- Values (especially listening) help to channel our energy in a positive direction. Most complex problems require a host of values to solve. Values are like tools. Solving difficult problems is similar to a carpenter using a bunch of tools to build something. You can’t just use the hammer.
- Cynicism (believing the other person has ill intent) is toxic to the cycle. Cynicism is an easy way of skipping through the cycle without doing the work of actual listening. Giving in to cynical impulses is an easy way out. It is a theft of the other person’s dignity. We also rob ourselves of perspective and connection. Repeating this mistake over and over is called negative cycling. Negative cycling eliminates possibilities, shrinks imagination, and diminishes understanding. As human beings, we contract over time.
- The end goal of IVR therapy is understanding. We strive to understand the complex interplay between past experiences, preexisting feelings, connection, trust, identity, values, thoughts, contributions and impact. Seeing how these pieces influence each other moves us towards understanding.
- The process of moving towards understanding, called positive cycling, opens up our imaginations to solutions of mutual benefit that previously seemed impossible.

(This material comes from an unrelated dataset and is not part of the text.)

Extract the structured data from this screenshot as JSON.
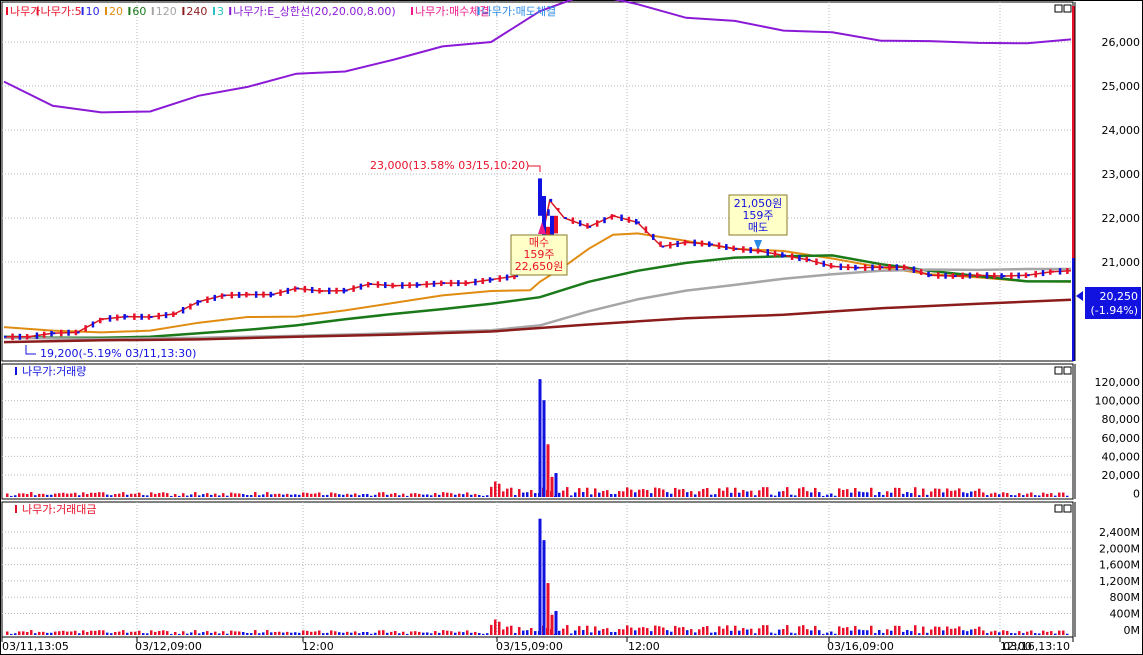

The sea manifests freedom: she is the primal dance… the wild divinity of the ocean infuses the shore with ancient sound… Who can tell what secrets she searches from the shoreline? What news she whispers to the shore in the gossip of urgent wavelets? This is a primal conversation. The place where absolute change rushes against still permanence, where the urgency of Becoming confronts the stillness of Being, where restless desire meets the silence and serenity of stone.John O’Donohue, Beauty
Healing from injury

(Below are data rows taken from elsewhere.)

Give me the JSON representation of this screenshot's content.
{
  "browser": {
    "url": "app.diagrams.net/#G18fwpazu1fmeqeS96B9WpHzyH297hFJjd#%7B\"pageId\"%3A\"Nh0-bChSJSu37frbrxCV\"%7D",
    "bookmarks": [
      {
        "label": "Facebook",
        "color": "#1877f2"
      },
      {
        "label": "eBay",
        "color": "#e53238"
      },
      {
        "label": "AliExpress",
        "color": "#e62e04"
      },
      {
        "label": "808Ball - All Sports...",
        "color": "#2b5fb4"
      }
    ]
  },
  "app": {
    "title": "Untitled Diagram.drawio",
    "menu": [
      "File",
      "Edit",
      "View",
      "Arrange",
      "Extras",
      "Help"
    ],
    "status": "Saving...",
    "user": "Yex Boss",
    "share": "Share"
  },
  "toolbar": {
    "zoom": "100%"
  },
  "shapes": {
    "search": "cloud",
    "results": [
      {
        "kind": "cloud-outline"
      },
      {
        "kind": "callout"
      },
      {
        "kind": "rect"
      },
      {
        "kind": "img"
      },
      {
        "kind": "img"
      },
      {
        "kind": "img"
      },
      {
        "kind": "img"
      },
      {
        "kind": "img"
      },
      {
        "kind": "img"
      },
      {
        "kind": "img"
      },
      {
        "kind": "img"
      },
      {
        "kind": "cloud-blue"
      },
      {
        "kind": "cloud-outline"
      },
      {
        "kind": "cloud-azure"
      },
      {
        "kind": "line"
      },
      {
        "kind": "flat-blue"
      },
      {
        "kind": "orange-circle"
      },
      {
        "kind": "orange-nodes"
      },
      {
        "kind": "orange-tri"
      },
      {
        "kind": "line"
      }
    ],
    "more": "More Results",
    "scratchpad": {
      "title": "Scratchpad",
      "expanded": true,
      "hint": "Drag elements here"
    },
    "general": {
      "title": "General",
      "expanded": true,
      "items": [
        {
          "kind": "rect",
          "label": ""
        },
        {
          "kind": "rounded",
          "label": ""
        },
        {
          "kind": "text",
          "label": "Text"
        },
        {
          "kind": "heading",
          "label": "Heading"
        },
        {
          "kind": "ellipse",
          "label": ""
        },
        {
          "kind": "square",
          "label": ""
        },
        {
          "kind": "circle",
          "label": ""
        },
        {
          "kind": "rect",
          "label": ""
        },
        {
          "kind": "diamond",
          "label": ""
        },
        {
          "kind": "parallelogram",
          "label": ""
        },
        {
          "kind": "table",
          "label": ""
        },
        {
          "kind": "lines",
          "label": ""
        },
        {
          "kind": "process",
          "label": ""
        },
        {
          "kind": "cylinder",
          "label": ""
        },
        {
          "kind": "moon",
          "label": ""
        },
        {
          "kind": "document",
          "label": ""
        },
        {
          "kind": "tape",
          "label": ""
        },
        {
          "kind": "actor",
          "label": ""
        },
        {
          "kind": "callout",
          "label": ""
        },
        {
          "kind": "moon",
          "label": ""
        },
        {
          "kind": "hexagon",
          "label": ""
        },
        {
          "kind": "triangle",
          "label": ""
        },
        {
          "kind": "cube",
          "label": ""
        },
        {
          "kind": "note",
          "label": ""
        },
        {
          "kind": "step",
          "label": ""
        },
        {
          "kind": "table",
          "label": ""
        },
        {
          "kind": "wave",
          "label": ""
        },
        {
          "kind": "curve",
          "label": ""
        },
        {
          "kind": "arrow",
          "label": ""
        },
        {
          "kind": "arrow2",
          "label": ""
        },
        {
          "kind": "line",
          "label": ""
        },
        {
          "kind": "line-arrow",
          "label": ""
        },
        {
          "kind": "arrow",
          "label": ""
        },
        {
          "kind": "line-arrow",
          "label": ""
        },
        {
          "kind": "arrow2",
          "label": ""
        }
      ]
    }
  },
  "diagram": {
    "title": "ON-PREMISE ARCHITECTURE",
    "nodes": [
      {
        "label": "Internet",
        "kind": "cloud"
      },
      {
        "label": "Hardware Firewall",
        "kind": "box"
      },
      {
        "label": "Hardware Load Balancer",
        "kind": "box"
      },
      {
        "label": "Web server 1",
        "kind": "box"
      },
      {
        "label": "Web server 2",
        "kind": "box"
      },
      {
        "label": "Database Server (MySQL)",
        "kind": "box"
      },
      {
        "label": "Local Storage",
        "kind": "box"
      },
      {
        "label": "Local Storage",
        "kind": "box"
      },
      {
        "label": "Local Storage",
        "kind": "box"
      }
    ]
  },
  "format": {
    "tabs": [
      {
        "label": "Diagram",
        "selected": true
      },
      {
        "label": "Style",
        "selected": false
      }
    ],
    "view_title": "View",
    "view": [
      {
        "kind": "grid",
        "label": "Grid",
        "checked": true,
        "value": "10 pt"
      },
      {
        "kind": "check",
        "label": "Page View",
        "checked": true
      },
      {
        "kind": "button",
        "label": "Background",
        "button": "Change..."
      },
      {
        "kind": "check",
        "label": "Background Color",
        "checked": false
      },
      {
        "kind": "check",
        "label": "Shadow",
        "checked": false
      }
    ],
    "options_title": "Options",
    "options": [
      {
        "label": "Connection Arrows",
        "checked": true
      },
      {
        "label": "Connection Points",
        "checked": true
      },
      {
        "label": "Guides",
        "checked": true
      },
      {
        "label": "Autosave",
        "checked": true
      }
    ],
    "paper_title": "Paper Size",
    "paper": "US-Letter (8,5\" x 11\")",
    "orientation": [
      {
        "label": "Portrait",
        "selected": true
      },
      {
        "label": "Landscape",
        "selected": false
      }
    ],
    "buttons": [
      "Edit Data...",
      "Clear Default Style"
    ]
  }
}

Healing from injury is a journey of crossing. We cross from our familiar surroundings to someplace new, someplace unfamiliar. This takes courage and openness.
Anytime we make this journey, we should expect to encounter both beauty and loss. There is beauty in finding new places and discovering new connections. We need only be ready to receive it.

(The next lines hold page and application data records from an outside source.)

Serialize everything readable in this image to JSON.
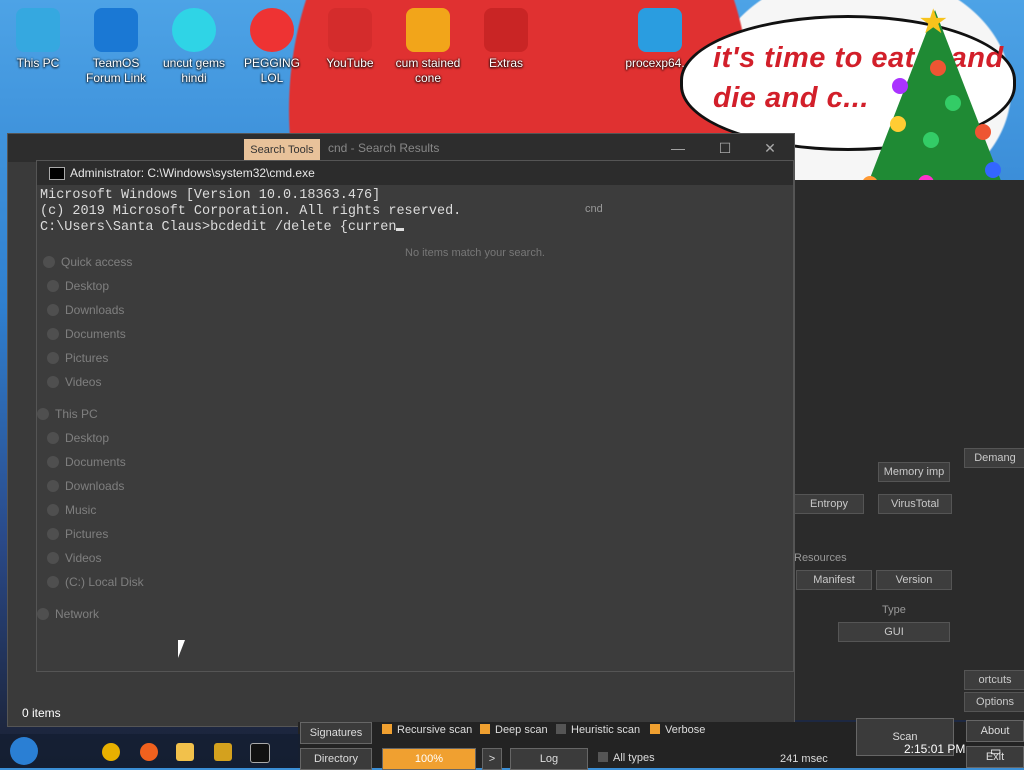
{
  "desktop": {
    "icons": [
      {
        "label": "This PC"
      },
      {
        "label": "TeamOS Forum Link"
      },
      {
        "label": "uncut gems hindi"
      },
      {
        "label": "PEGGING LOL"
      },
      {
        "label": "YouTube"
      },
      {
        "label": "cum stained cone"
      },
      {
        "label": "Extras"
      },
      {
        "label": "procexp64...."
      }
    ],
    "speech_text": "it's time to eat it and die and c..."
  },
  "explorer": {
    "search_tools_tab": "Search Tools",
    "caption": "cnd - Search Results",
    "search_query": "cnd",
    "no_items": "No items match your search.",
    "status": "0 items",
    "nav": [
      "Quick access",
      "Desktop",
      "Downloads",
      "Documents",
      "Pictures",
      "Videos",
      "This PC",
      "Desktop",
      "Documents",
      "Downloads",
      "Music",
      "Pictures",
      "Videos",
      "(C:) Local Disk",
      "Network"
    ]
  },
  "cmd": {
    "title": "Administrator: C:\\Windows\\system32\\cmd.exe",
    "line1": "Microsoft Windows [Version 10.0.18363.476]",
    "line2": "(c) 2019 Microsoft Corporation. All rights reserved.",
    "line3": "",
    "prompt": "C:\\Users\\Santa Claus>bcdedit /delete {curren"
  },
  "right_app": {
    "buttons": [
      "Memory imp",
      "Entropy",
      "VirusTotal",
      "Manifest",
      "Version",
      "GUI",
      "Demang"
    ],
    "labels": [
      "Resources",
      "Type"
    ]
  },
  "bottom": {
    "signatures": "Signatures",
    "recursive_scan": "Recursive scan",
    "deep_scan": "Deep scan",
    "heuristic_scan": "Heuristic scan",
    "verbose": "Verbose",
    "directory": "Directory",
    "progress": "100%",
    "arrow": ">",
    "log": "Log",
    "all_types": "All types",
    "time_msec": "241 msec",
    "scan": "Scan",
    "about": "About",
    "exit": "Exit",
    "options": "Options",
    "shortcuts": "ortcuts"
  },
  "tray": {
    "clock": "2:15:01 PM"
  },
  "colors": {
    "accent": "#f0a030",
    "cmd_bg": "#3c3c3c",
    "titlebar": "#2c2c2c"
  }
}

There is also loss. We must, at least temporarily, choose an identity in the crossing. To remain authentic to the moment, our other identities must be put on hold. They still exist. They are in the background, observing.
We should also expect that when we return home, we will have changed. We are never the same person who started the journey. We have acquired new memories and feelings. There is a loss of the person who was. We must let go of that person to complete the journey. If we refuse to let go, we become stuck. Our wounds cannot heal.
Letting go of the familiar takes a leap of faith that we will one day return home. We venture out to come back again. We push forward, knowing that we cannot go back. We accept what must be. Forward is the only way. By letting go of the familiar, we too relinquish old feelings. We let go of our regrets, our anger, our guilt, and our grievances. We ride the wave of bitter feelings towards the unfamiliar. In that way, we are transformed.
Healing from a deep injury requires many repetitions of this cycle. We don’t do the same thing each time–that is likely to get us stuck somewhere along the way. Instead, we must navigate complex challenges, maneuvering, learning at each step, feeling the winds and responding to them.
Healing requires connection to the unfamiliar. That is–connection to unfamiliar people, to unfamiliar environments, and connection to our unfamiliar selves.
We cannot escape our entanglement to these unfamiliar beings. Embracing that entanglement will lead to healing. If we run from it, we rob ourselves of the opportunity to be whole. We prolong the wound and let it fester.
Imagination is like oxygen for the journey. We breathe in that oxygen by listening. We listen to the unfamiliar. We must be open. When we inhale, we grow.
As we grow in this manner, we learn to trust along the way. We trust ourselves first. We trust the new boundaries that we’ve built. They will keep us safe from repeating our mistakes. We trust the bridges that cross to new places. We are open now. Open to receiving that which was previously unfamiliar.
We clarify our purpose, we grind out competence, and we cultivate self-worth. We find ourselves awash in awe and wonder. We know we’re on the right path.Continue reading